**Your instructions**
From the first line to the last, repeat the records exactly and skip the pictures.
.....
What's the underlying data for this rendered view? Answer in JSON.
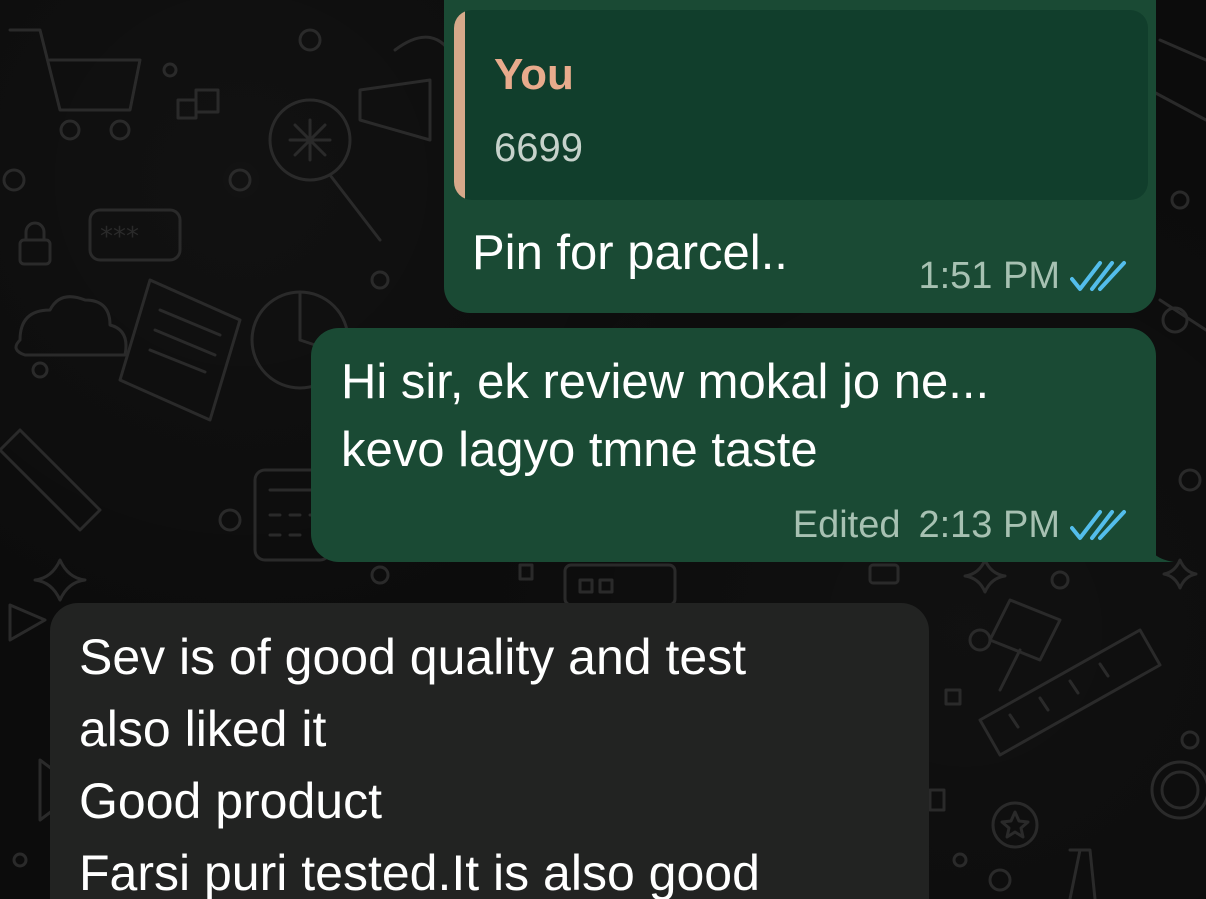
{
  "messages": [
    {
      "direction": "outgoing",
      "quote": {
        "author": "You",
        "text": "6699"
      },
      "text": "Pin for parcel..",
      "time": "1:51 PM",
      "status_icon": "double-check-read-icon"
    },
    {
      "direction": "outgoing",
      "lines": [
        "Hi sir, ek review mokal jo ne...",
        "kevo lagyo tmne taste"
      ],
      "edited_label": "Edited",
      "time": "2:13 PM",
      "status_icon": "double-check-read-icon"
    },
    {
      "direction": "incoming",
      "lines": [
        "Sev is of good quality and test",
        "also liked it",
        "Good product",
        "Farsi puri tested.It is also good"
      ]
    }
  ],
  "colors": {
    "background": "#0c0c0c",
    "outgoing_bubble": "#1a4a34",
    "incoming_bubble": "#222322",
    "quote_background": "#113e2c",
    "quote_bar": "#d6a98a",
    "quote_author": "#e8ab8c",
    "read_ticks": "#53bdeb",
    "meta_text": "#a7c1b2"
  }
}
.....
**Completed task**
What's the underlying data for this rendered view? Answer in JSON.
{
  "messages": [
    {
      "direction": "outgoing",
      "quote": {
        "author": "You",
        "text": "6699"
      },
      "text": "Pin for parcel..",
      "time": "1:51 PM",
      "status_icon": "double-check-read-icon"
    },
    {
      "direction": "outgoing",
      "lines": [
        "Hi sir, ek review mokal jo ne...",
        "kevo lagyo tmne taste"
      ],
      "edited_label": "Edited",
      "time": "2:13 PM",
      "status_icon": "double-check-read-icon"
    },
    {
      "direction": "incoming",
      "lines": [
        "Sev is of good quality and test",
        "also liked it",
        "Good product",
        "Farsi puri tested.It is also good"
      ]
    }
  ],
  "colors": {
    "background": "#0c0c0c",
    "outgoing_bubble": "#1a4a34",
    "incoming_bubble": "#222322",
    "quote_background": "#113e2c",
    "quote_bar": "#d6a98a",
    "quote_author": "#e8ab8c",
    "read_ticks": "#53bdeb",
    "meta_text": "#a7c1b2"
  }
}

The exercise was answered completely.